“I think it’s important for people to have a name and a face and a person to contact,” he said. “I look forward to getting around the region and meeting the teaching practices, meeting the registrars and being there for them.”
As a research-orientated
“I am certainly interested in helping people design projects that will be helpful to their community and will help answer any important question.”
It was his passion for research that led him to findings on the shortages of medical practitioners in rural and remote areas.
“A paper I co-authored recently confirms for all of us that, despite 20 years of significant advances, the communities that are missing out are the smaller rural ones, that aren’t on the coast, and the fairly remote communities, like Mount Isa, where there are still significant workforce shortages and people tend to be transient.”

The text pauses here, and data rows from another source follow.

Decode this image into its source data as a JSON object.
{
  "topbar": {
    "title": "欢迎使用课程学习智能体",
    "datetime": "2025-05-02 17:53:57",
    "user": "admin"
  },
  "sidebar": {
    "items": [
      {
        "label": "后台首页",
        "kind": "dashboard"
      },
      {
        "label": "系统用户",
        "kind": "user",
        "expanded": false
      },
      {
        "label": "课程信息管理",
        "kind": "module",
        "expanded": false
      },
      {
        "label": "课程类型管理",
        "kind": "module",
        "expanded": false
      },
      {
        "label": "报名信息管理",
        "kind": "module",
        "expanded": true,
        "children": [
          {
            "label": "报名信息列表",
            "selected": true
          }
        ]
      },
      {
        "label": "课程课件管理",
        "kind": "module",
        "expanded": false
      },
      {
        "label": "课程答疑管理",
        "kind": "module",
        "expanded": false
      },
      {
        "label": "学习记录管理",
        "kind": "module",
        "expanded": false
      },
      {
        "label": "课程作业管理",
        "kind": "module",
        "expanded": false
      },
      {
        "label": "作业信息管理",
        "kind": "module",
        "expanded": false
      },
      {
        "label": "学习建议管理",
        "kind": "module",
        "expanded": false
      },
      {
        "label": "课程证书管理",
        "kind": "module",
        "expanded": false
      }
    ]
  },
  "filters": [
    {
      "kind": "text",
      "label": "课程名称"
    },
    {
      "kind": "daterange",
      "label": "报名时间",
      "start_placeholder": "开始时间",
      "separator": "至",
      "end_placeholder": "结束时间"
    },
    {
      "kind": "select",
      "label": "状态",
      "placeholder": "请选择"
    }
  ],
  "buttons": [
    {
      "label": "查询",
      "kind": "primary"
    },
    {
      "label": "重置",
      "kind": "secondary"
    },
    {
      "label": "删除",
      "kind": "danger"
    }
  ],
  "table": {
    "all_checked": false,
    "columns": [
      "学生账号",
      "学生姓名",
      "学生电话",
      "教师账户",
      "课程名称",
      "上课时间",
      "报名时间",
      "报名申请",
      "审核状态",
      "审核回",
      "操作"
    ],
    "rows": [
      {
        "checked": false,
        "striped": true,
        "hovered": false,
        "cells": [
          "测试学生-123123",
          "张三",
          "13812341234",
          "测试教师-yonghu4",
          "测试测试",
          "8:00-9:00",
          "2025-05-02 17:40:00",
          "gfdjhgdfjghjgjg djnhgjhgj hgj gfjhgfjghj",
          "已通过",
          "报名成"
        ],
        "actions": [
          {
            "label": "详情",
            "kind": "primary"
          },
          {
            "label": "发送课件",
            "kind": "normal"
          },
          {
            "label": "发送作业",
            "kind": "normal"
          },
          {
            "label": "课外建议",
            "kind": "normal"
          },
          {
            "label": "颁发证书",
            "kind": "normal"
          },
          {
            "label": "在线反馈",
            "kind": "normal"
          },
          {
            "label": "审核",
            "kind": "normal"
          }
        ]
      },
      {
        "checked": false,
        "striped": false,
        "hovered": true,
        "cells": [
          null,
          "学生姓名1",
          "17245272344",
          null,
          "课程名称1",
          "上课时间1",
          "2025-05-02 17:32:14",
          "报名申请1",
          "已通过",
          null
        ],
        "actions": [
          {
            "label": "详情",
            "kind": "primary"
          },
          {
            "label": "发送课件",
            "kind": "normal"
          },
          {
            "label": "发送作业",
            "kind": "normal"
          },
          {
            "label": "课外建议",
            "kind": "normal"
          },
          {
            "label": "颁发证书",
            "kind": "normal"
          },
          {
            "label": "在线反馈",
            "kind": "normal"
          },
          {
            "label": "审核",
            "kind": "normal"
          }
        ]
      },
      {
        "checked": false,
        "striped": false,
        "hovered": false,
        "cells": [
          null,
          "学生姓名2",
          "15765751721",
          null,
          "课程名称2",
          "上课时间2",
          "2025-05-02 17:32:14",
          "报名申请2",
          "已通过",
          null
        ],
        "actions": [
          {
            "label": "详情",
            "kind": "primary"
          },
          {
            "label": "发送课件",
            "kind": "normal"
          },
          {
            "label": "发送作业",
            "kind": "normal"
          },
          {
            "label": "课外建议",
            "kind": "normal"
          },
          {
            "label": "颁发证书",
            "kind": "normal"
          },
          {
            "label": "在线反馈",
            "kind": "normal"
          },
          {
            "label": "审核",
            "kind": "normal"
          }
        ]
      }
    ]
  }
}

However, Professor Hays believes JCU is encouraging more doctors to take up posts in rural and remote Australia.
“One of the attractions of (JCU’s postgraduate program) GMT is that it is the right model, being University based. I have always felt that these programs should be very strongly linked to a University medical school.
“Here we have JCU producing a lot of medical graduates who are interested
“For JCU to provide the (GMT) postgraduate training around general practice and rural medicine training is, for me, a natural synergy.
“The data that I am aware of show that JCU, in combination with the Queensland Rural Medical Generalist Scheme, appears to have made a bigger impact in rural and regional Queensland than has happened in the rest of the country.”
JCU is now working to expand upon its success in the provision of its medical training via additional funding from the Australian Government (Regional Training Hubs Funding). This funding will allow the University to further build and connect regional specialist training pathways across Queensland.
Professor Hays agreed this is a step in the right direction to fulfill
Professor Hays’ co-authored paper ‘Where to next for rural general practice policy and research in Australia?’ was published in the 2-17 July 2017 edition of the Medical Journal of Australia. Find out more.